Collected data
————————
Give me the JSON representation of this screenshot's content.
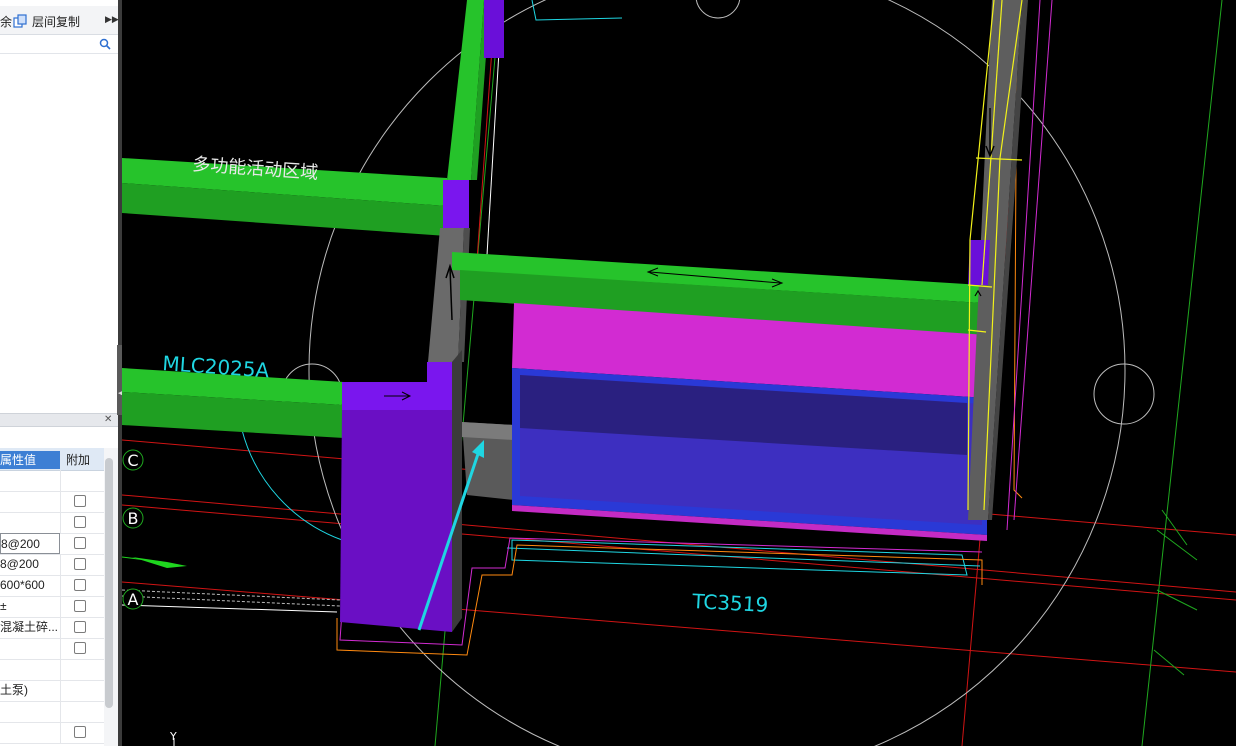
{
  "toolbar": {
    "delete_label_partial": "余",
    "copy_label": "层间复制",
    "more_icon": "double-chevron-right-icon"
  },
  "properties_grid": {
    "header_value": "属性值",
    "header_add": "附加",
    "rows": [
      {
        "value": "",
        "checkbox": false
      },
      {
        "value": "",
        "checkbox": true
      },
      {
        "value": "",
        "checkbox": true
      },
      {
        "value": "8@200",
        "checkbox": true,
        "selected": true
      },
      {
        "value": "8@200",
        "checkbox": true
      },
      {
        "value": "600*600",
        "checkbox": true
      },
      {
        "value": "±",
        "checkbox": true
      },
      {
        "value": "混凝土碎...",
        "checkbox": true
      },
      {
        "value": "",
        "checkbox": true
      },
      {
        "value": "",
        "checkbox": false
      },
      {
        "value": "土泵)",
        "checkbox": false
      },
      {
        "value": "",
        "checkbox": false
      },
      {
        "value": "",
        "checkbox": true
      }
    ]
  },
  "drawing": {
    "room_label": "多功能活动区域",
    "window_label_1": "MLC2025A",
    "window_label_2": "TC3519",
    "axis_labels": [
      "C",
      "B",
      "A"
    ],
    "ucs_axis_label": "Y",
    "colors": {
      "beam_green": "#26c32b",
      "column_purple": "#6a0fd9",
      "magenta": "#d22bd2",
      "blue_box": "#2a39d6",
      "cyan": "#1fd6e2",
      "grid_red": "#d11414",
      "selection_yellow": "#f2f21a"
    }
  }
}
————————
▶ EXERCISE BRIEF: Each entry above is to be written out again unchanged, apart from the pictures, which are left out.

▶ OUTPUT:
Give me the JSON representation of this screenshot's content.
{
  "toolbar": {
    "delete_label_partial": "余",
    "copy_label": "层间复制",
    "more_icon": "double-chevron-right-icon"
  },
  "properties_grid": {
    "header_value": "属性值",
    "header_add": "附加",
    "rows": [
      {
        "value": "",
        "checkbox": false
      },
      {
        "value": "",
        "checkbox": true
      },
      {
        "value": "",
        "checkbox": true
      },
      {
        "value": "8@200",
        "checkbox": true,
        "selected": true
      },
      {
        "value": "8@200",
        "checkbox": true
      },
      {
        "value": "600*600",
        "checkbox": true
      },
      {
        "value": "±",
        "checkbox": true
      },
      {
        "value": "混凝土碎...",
        "checkbox": true
      },
      {
        "value": "",
        "checkbox": true
      },
      {
        "value": "",
        "checkbox": false
      },
      {
        "value": "土泵)",
        "checkbox": false
      },
      {
        "value": "",
        "checkbox": false
      },
      {
        "value": "",
        "checkbox": true
      }
    ]
  },
  "drawing": {
    "room_label": "多功能活动区域",
    "window_label_1": "MLC2025A",
    "window_label_2": "TC3519",
    "axis_labels": [
      "C",
      "B",
      "A"
    ],
    "ucs_axis_label": "Y",
    "colors": {
      "beam_green": "#26c32b",
      "column_purple": "#6a0fd9",
      "magenta": "#d22bd2",
      "blue_box": "#2a39d6",
      "cyan": "#1fd6e2",
      "grid_red": "#d11414",
      "selection_yellow": "#f2f21a"
    }
  }
}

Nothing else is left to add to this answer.